Richmond-based SuckerPunch Entertainment, a company that manages about 130 professional mixed martial arts fighters and is run out of the West End home of Richmonder Brian Butler-Au, on Oct. 10 signed a letter of intent to be acquired by Alliance MMA.

The pending deal brings together two companies on different ends of the mixed martial arts spectrum. SuckerPunch is run out of Butler-Au’s West End home. Alliance MMA, which aims to be a minor league for mixed martial arts fighters, became a publicly traded company Oct. 6.

Expected to close this month, the sale would cap off a nine-year run for Butler-Au, a VCU alum and longtime martial arts fan who didn’t imagine a hobby would turn into a thriving source of income.

“I just fell into it,” he said. “I wanted to do something to stay in shape. Traditional exercise was boring.”

Butler-Au participated in the closing bell ceremony at Nasdaq in Times Square in early October. (Courtesy Brian Butler-Au)

Butler-Au participated in the closing bell ceremony at Nasdaq in Times Square in early October. (Courtesy Brian Butler-Au)

More than a decade ago, Butler-Au ran ad agency Roundtable Creative out of an office at North 19th and East Franklin streets in Shockoe Bottom. He described the firm as a boutique agency that specialized in doing things for larger agencies. The hours working as the owner and creative director motivated Butler-Au to do something to stay in shape.

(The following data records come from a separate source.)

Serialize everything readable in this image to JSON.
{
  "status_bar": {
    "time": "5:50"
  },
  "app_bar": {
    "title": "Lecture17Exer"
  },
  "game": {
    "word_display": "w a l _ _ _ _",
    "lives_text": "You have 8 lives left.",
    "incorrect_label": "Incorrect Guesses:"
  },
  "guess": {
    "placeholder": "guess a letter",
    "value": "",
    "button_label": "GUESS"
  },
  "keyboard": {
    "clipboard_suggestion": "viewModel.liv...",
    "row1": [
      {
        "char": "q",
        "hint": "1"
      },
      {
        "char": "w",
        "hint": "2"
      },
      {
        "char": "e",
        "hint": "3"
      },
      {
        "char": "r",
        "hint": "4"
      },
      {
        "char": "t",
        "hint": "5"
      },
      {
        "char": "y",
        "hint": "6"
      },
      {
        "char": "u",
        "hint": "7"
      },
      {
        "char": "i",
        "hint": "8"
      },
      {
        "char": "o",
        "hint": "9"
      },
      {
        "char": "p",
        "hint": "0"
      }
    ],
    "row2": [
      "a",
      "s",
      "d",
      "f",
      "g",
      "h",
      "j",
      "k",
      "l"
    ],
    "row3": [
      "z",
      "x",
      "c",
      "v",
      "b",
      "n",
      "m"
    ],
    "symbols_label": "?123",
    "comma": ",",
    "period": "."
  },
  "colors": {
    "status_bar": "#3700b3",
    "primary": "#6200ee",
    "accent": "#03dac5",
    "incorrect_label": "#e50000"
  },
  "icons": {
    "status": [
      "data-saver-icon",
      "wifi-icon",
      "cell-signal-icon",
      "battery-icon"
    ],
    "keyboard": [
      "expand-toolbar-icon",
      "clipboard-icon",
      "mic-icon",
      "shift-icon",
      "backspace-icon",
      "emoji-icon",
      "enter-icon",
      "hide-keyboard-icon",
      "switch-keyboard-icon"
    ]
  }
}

The search eventually led him to a mixed martial arts gym in town called Combat Sports Center.  Mixed martial arts, or MMA, is like boxing with one-on-one fights but incorporates techniques from fighting styles like Brazilian Jiu-Jitsu and wrestling. It has entered the mainstream with the rise of promotion companies like the Ultimate Fighting Championship and gyms that teach MMA techniques to amateurs.

Butler-Au, 45, was one of those enthusiasts who watched UFC fights and worked out at a local MMA gym. Fate came calling when the owner of the gym asked if Butler-Au would parlay his marketing skills into doing promotional work for local fight shows.

One of the techniques Butler-Au used for ensuring a big crowd was to pair the fights with a special celebrity autograph session. Butler-Au, an outsider to the business of MMA, impressed one of those celebrity guests so much that he ended up being Butler-Au’s first client.

“You could tell he was in marketing and was different than the old school in this sport,” Jens Pulver, a celebrity guest who did a show Butler-Au was promoting, said of Butler-Au.

Pulver won the first UFC Lightweight Championship in 2001 and was on “The Ultimate Fighter 5,” a reality show produced by UFC. After the event, Pulver reached out to Butler-Au about being his agent to get sponsorships.

Continue reading about how Butler-Au wound up with an office in Richmond, and in New York City, on